Rector’s News May 2022

Human life is incredibly beautiful. It is also fragile, frail and finite. At some point or another in all our lives we ask or are forced to ask questions about the meaning and purpose of this beautiful life. The world is full of light and darkness: despair and hope.

In the Easter season, the resurrection of Jesus Christ faces our questions head on and sets them in a wider and larger context. The resurrection sets life’s experience within the perspective of God’s purpose for our lives from beginning to end. God’s great purposes for the whole of being and time: his acts of creation, redemption and salvation.

In this greater perspective, Christ who is risen becomes the touchstone for meaning: he is the light in our darkness, our hope in despair, the triumph in tragedy. For in the resurrection, we see the truth that God, in Jesus Christ, has entered our deepest darkness, bringing new light and life. He is the one who gives hope for us and for our world. This is the God who leads us into light.
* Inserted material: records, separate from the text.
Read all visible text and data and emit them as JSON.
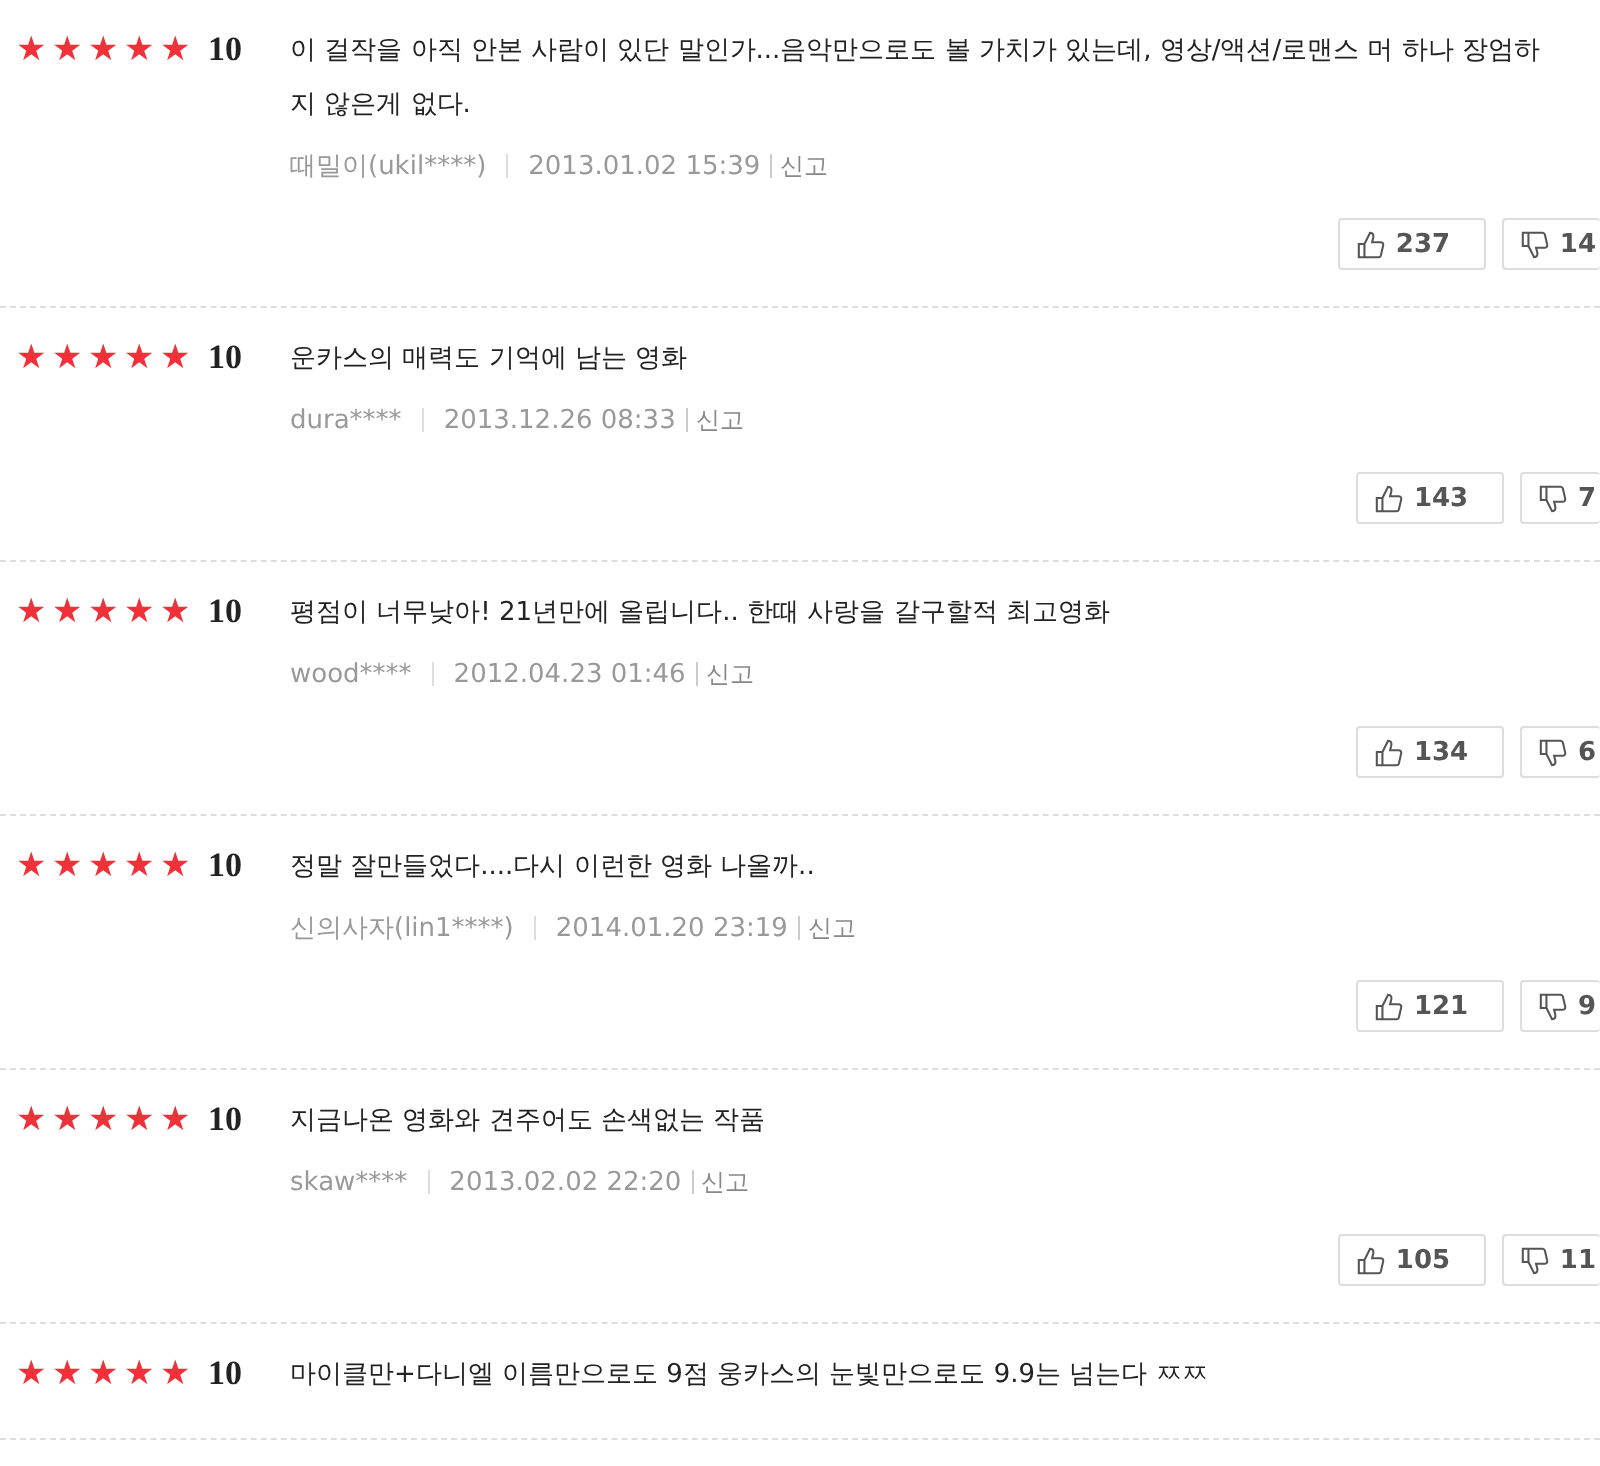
{
  "reviews": [
    {
      "stars": 5,
      "score": "10",
      "text": "이 걸작을 아직 안본 사람이 있단 말인가...음악만으로도 볼 가치가 있는데, 영상/액션/로맨스 머 하나 장엄하지 않은게 없다.",
      "author": "때밀이(ukil****)",
      "date": "2013.01.02 15:39",
      "report": "신고",
      "likes": "237",
      "dislikes": "14"
    },
    {
      "stars": 5,
      "score": "10",
      "text": "운카스의 매력도 기억에 남는 영화",
      "author": "dura****",
      "date": "2013.12.26 08:33",
      "report": "신고",
      "likes": "143",
      "dislikes": "7"
    },
    {
      "stars": 5,
      "score": "10",
      "text": "평점이 너무낮아! 21년만에 올립니다.. 한때 사랑을 갈구할적 최고영화",
      "author": "wood****",
      "date": "2012.04.23 01:46",
      "report": "신고",
      "likes": "134",
      "dislikes": "6"
    },
    {
      "stars": 5,
      "score": "10",
      "text": "정말 잘만들었다....다시 이런한 영화 나올까..",
      "author": "신의사자(lin1****)",
      "date": "2014.01.20 23:19",
      "report": "신고",
      "likes": "121",
      "dislikes": "9"
    },
    {
      "stars": 5,
      "score": "10",
      "text": "지금나온 영화와 견주어도 손색없는 작품",
      "author": "skaw****",
      "date": "2013.02.02 22:20",
      "report": "신고",
      "likes": "105",
      "dislikes": "11"
    },
    {
      "stars": 5,
      "score": "10",
      "text": "마이클만+다니엘 이름만으로도 9점 웅카스의 눈빛만으로도 9.9는 넘는다 ㅉㅉ"
    }
  ]
}
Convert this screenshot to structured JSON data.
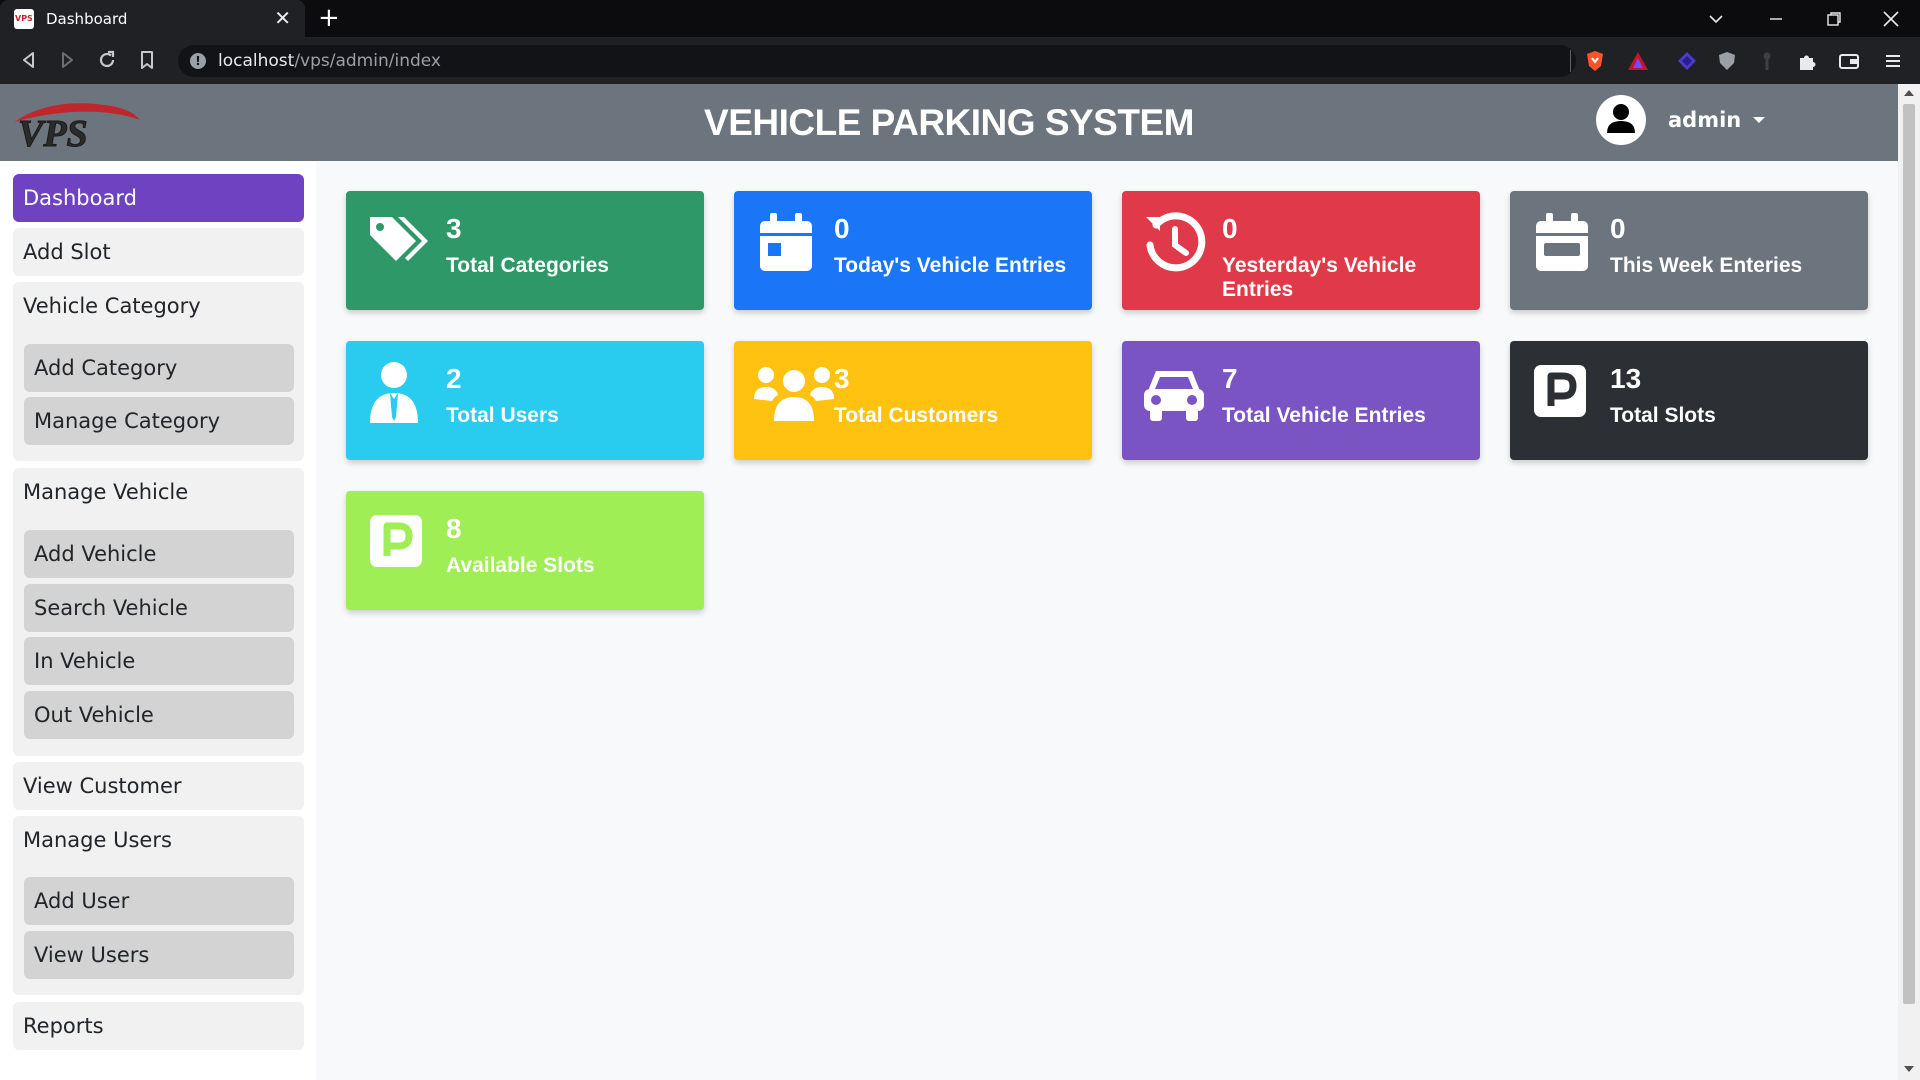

The event of Christ’s resurrection, which we celebrate in the Easter season until Pentecost with extraordinary joy, embraces past, present and future. Yes, it is an event in the past. At the heart of each of the Gospel accounts there is the surprise discovery by the women on that first Easter Day that the unexpected had happened – Jesus whom they had buried in the tomb on the evening of Good Friday, now stood before them in the Garden.

But it is an event also for the present. Christ is risen, this day and every day. The freedom for life, the transforming power of the same good news continues in the Church, through the Church, by the Church for the sake of the world. We proclaim life; the power of God; the presence of God. What other motive or reason could there for those who are still prepared in self-sacrificial ways to give of themselves and their lives to others? The Church puts into practice this love through the work of ordinary Christians across the world.

I think of those people who put themselves on the margins by working with the homeless, drug addicts or those who risk life to bring comfort, support or aid to those in need in developing and impoverished countries abroad. Or I think of those people who are called into the life of a religious community to live out the vows of poverty, chastity and obedience. Or what about those Christians who give themselves in service to others in every place and among every kind of person, rich or poor, young or old: there is always a cost to that service, some form of sacrifice, which witnesses to the Spirit of Christ alive in their hearts. So many people in so many ways living out the abundance and truth of God’s life and eternity present in the world and in other people.

We live lives so utterly immersed in the increasing drivenness and activity of the ‘now’. In this Easter season, the resurrection of Jesus Christ bids us raise our hearts and our eyes to that altogether larger and fuller vision and all that it encompasses. Our happiness and the joys as well as our pains, the struggles, the frustrations and our questions – in the resurrection these different experiences of life find their place in the light of eternity.

The Easter season is extraordinary. First because we remember God changed the universe when death was defeated in the resurrection. Secondly, because He says to you and me, be converted, become fully human and know me and see what I will do. And lastly because if each of us co-operates with him, receives what He gives us, lives a fully human life with Jesus in every part, we will change the world. There is nothing beyond the possibilities of a human being fully human, because being fully human means being fully open to God.

So, far from being so focussed on what seems pressing and immediate in our lives at present, Easter calls us to see with new eyes - to look in the light of God's loving and eternal purposes for us and his entire creation. We need to be attentive to those deeper spiritual values which let Christ's eternal life flourish in the here and now among us - not just in Church, but also among our neighbours and in the communities where we live - looking for where God is replenishing our own aliveness and seeing where God is replenishing the abundant life of others too.

Your friend and Rector

Matthew Tregenza